___ INFORMATION ___
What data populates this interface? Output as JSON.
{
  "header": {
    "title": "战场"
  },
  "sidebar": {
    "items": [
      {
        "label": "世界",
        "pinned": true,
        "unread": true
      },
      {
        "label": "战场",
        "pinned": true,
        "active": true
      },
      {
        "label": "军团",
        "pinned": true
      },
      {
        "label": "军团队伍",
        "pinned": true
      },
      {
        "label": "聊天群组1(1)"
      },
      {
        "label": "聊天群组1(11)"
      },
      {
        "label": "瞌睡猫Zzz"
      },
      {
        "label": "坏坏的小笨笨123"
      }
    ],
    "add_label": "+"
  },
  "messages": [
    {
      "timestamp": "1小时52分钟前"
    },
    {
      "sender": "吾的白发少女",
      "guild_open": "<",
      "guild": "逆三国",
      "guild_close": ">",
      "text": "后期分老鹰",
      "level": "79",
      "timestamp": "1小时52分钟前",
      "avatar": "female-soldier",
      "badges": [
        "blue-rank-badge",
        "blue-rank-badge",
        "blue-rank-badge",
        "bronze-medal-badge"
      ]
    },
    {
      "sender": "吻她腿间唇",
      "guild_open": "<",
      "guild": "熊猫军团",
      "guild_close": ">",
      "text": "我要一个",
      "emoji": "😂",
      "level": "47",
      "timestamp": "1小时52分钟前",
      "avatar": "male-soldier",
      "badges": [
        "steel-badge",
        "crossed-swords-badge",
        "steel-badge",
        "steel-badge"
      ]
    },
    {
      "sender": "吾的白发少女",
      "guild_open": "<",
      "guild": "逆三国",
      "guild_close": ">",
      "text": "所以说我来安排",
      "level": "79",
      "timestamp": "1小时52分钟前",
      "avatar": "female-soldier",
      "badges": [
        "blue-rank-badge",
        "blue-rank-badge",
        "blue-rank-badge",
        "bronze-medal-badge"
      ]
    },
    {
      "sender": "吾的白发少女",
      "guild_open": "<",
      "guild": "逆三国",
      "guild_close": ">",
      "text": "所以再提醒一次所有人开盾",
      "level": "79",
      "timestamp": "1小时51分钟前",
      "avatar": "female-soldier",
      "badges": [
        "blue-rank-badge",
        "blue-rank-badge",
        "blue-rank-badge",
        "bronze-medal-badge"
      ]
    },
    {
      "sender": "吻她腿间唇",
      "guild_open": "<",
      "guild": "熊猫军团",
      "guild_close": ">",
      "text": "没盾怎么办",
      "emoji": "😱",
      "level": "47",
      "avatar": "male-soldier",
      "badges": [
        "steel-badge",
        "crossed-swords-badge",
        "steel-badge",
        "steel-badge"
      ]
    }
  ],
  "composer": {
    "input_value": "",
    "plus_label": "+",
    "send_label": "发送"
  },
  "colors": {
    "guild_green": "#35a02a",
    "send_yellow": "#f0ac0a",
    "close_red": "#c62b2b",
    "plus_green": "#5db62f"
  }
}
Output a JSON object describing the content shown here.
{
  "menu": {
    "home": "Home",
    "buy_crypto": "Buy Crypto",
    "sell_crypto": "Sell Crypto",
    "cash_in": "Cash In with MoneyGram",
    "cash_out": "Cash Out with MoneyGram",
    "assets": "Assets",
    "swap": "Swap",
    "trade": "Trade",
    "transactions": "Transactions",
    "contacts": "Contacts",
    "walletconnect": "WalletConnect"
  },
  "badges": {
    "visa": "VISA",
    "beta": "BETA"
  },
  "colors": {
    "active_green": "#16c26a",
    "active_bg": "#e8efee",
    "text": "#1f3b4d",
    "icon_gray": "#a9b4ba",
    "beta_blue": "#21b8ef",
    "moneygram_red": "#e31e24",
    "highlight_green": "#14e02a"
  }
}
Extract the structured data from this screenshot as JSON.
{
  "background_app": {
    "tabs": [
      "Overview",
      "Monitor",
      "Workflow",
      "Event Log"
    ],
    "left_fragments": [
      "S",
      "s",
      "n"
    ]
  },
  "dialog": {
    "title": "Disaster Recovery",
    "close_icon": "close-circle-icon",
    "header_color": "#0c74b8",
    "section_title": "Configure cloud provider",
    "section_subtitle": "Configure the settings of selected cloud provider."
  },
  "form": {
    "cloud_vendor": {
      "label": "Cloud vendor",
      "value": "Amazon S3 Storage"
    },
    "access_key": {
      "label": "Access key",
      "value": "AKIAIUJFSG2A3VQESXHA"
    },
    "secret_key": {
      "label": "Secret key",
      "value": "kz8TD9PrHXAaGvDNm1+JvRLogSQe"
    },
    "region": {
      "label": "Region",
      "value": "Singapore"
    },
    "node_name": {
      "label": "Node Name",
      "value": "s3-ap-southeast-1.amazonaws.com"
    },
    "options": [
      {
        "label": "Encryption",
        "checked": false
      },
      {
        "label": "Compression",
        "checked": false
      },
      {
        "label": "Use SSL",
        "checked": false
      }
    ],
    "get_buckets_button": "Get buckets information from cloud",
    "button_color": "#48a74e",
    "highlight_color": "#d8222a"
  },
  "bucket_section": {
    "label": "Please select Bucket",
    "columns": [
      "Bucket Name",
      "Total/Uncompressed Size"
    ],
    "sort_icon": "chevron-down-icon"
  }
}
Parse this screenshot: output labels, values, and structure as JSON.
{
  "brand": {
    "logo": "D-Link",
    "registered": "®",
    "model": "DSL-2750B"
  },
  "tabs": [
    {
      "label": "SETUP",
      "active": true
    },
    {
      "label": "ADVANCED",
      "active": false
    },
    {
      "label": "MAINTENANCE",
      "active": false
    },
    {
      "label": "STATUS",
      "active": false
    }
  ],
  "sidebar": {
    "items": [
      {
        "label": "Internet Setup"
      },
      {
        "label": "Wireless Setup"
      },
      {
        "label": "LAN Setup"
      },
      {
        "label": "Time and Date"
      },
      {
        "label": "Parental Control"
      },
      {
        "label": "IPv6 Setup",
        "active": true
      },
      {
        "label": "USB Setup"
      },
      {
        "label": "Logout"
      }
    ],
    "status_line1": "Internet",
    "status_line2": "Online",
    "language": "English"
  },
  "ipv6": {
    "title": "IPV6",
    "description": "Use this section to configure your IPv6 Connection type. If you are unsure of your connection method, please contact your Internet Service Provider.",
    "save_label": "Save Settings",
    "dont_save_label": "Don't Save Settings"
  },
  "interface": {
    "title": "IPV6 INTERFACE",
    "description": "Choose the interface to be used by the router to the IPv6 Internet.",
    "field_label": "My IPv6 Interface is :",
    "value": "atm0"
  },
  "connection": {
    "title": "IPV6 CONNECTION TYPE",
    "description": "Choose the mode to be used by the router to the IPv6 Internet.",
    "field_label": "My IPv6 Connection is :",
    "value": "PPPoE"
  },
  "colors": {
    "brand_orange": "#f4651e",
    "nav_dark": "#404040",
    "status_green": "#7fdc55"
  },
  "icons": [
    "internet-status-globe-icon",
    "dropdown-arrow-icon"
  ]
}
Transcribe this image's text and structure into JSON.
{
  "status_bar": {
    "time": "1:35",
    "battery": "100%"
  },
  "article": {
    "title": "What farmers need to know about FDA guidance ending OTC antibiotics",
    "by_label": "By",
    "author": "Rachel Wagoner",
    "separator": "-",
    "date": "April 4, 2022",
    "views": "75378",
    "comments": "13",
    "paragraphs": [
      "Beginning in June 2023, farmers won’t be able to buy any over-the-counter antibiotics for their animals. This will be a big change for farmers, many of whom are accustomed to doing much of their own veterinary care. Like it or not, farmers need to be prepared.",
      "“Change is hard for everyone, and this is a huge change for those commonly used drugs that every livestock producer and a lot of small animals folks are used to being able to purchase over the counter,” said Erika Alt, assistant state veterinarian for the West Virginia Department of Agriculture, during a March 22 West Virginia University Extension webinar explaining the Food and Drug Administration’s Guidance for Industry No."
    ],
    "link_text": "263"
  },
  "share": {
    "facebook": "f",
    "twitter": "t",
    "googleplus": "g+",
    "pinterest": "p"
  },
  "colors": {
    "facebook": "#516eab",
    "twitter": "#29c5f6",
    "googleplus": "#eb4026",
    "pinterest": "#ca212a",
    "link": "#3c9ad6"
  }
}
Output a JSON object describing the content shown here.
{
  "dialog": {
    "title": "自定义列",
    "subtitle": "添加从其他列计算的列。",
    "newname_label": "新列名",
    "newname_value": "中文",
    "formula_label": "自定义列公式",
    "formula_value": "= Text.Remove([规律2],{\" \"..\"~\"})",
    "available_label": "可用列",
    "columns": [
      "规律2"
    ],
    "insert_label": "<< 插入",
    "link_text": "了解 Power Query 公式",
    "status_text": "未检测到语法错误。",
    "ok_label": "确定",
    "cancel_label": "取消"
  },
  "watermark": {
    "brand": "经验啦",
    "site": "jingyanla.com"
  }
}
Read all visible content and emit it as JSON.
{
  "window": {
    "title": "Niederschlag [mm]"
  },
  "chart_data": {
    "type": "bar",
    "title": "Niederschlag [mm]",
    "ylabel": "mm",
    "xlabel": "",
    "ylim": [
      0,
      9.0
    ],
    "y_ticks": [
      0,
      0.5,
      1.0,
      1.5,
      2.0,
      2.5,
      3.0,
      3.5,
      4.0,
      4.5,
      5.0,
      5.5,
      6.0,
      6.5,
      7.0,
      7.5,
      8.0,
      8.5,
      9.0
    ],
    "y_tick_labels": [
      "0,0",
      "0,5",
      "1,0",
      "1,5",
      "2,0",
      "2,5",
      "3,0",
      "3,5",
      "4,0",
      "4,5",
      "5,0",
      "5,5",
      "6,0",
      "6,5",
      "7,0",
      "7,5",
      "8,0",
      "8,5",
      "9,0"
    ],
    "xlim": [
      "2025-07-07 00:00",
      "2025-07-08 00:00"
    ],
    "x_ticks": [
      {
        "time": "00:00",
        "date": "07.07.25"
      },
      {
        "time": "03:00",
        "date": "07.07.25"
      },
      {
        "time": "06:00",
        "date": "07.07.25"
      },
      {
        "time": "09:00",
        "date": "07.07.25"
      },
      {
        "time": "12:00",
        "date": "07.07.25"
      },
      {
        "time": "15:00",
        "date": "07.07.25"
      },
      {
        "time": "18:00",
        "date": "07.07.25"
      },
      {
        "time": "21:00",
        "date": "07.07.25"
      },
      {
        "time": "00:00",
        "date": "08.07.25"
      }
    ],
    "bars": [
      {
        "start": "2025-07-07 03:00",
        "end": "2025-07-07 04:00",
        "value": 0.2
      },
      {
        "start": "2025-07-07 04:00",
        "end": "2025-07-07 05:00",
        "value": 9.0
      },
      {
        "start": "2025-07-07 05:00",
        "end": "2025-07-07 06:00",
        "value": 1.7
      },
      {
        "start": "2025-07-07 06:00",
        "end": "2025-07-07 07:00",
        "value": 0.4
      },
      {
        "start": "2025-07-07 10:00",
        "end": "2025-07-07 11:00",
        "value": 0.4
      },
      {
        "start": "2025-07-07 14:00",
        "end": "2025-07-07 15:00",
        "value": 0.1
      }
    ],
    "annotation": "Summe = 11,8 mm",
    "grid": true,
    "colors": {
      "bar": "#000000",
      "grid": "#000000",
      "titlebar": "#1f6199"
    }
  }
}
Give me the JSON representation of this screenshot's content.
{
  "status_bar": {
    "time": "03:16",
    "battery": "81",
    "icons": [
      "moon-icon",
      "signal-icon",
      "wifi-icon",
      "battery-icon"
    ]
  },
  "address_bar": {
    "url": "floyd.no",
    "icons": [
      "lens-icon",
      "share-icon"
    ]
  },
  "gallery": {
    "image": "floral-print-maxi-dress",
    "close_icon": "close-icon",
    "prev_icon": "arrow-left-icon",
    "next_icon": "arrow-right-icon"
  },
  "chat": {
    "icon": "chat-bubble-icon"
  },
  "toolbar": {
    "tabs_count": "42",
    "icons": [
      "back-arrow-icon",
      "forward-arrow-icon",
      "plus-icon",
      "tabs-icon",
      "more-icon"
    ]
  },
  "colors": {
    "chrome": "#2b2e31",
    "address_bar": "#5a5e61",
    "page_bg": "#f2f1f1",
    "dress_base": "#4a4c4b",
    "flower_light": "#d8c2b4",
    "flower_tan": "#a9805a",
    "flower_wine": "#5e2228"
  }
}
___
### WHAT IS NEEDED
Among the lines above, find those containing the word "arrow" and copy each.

### TASK ANSWER
    "dropdown-arrow-icon"
    "prev_icon": "arrow-left-icon",
    "next_icon": "arrow-right-icon"
      "back-arrow-icon",
      "forward-arrow-icon",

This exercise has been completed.